| Exercise directions |
The reply should repeat all of the data word for word, with no pictures.

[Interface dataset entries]
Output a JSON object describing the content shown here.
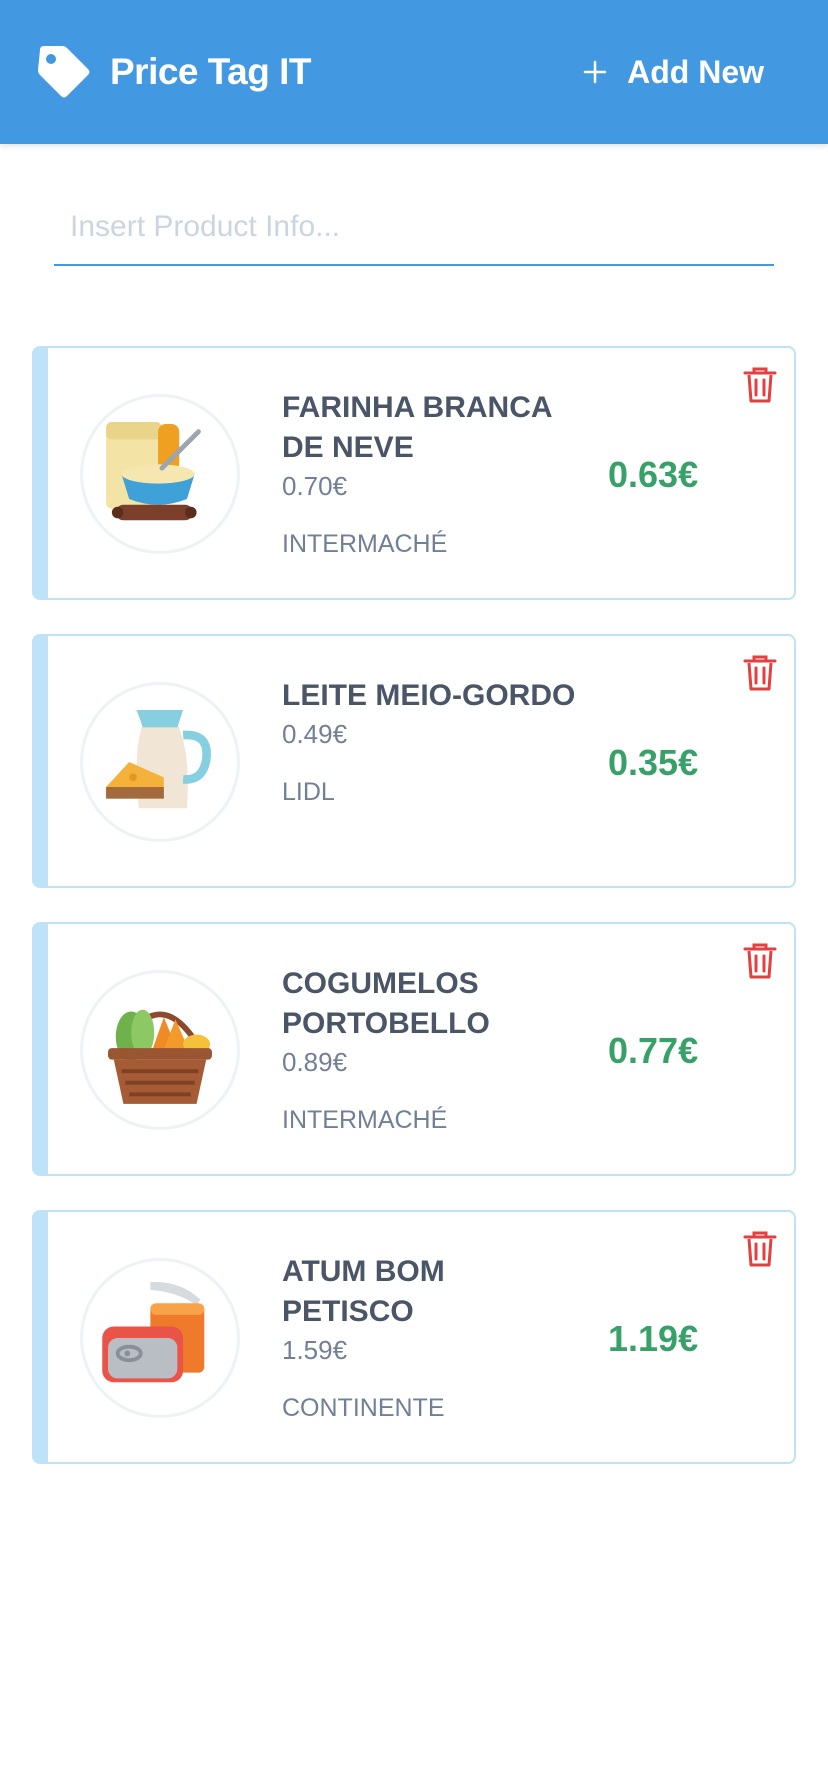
{
  "header": {
    "title": "Price Tag IT",
    "add_new_label": "Add New",
    "brand_icon": "tag-icon",
    "add_icon": "plus-icon",
    "background": "#4299e1"
  },
  "search": {
    "placeholder": "Insert Product Info...",
    "value": ""
  },
  "colors": {
    "new_price": "#38a169",
    "accent_border": "#bee3f8",
    "delete": "#e53e3e"
  },
  "products": [
    {
      "name": "FARINHA BRANCA DE NEVE",
      "old_price": "0.70€",
      "store": "INTERMACHÉ",
      "new_price": "0.63€",
      "image_icon": "baking-bowl-icon"
    },
    {
      "name": "LEITE MEIO-GORDO",
      "old_price": "0.49€",
      "store": "LIDL",
      "new_price": "0.35€",
      "image_icon": "milk-cheese-icon"
    },
    {
      "name": "COGUMELOS PORTOBELLO",
      "old_price": "0.89€",
      "store": "INTERMACHÉ",
      "new_price": "0.77€",
      "image_icon": "vegetable-basket-icon"
    },
    {
      "name": "ATUM BOM PETISCO",
      "old_price": "1.59€",
      "store": "CONTINENTE",
      "new_price": "1.19€",
      "image_icon": "canned-food-icon"
    }
  ]
}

| Exercise result |
Output a JSON object describing the content shown here.
{
  "header": {
    "title": "Price Tag IT",
    "add_new_label": "Add New",
    "brand_icon": "tag-icon",
    "add_icon": "plus-icon",
    "background": "#4299e1"
  },
  "search": {
    "placeholder": "Insert Product Info...",
    "value": ""
  },
  "colors": {
    "new_price": "#38a169",
    "accent_border": "#bee3f8",
    "delete": "#e53e3e"
  },
  "products": [
    {
      "name": "FARINHA BRANCA DE NEVE",
      "old_price": "0.70€",
      "store": "INTERMACHÉ",
      "new_price": "0.63€",
      "image_icon": "baking-bowl-icon"
    },
    {
      "name": "LEITE MEIO-GORDO",
      "old_price": "0.49€",
      "store": "LIDL",
      "new_price": "0.35€",
      "image_icon": "milk-cheese-icon"
    },
    {
      "name": "COGUMELOS PORTOBELLO",
      "old_price": "0.89€",
      "store": "INTERMACHÉ",
      "new_price": "0.77€",
      "image_icon": "vegetable-basket-icon"
    },
    {
      "name": "ATUM BOM PETISCO",
      "old_price": "1.59€",
      "store": "CONTINENTE",
      "new_price": "1.19€",
      "image_icon": "canned-food-icon"
    }
  ]
}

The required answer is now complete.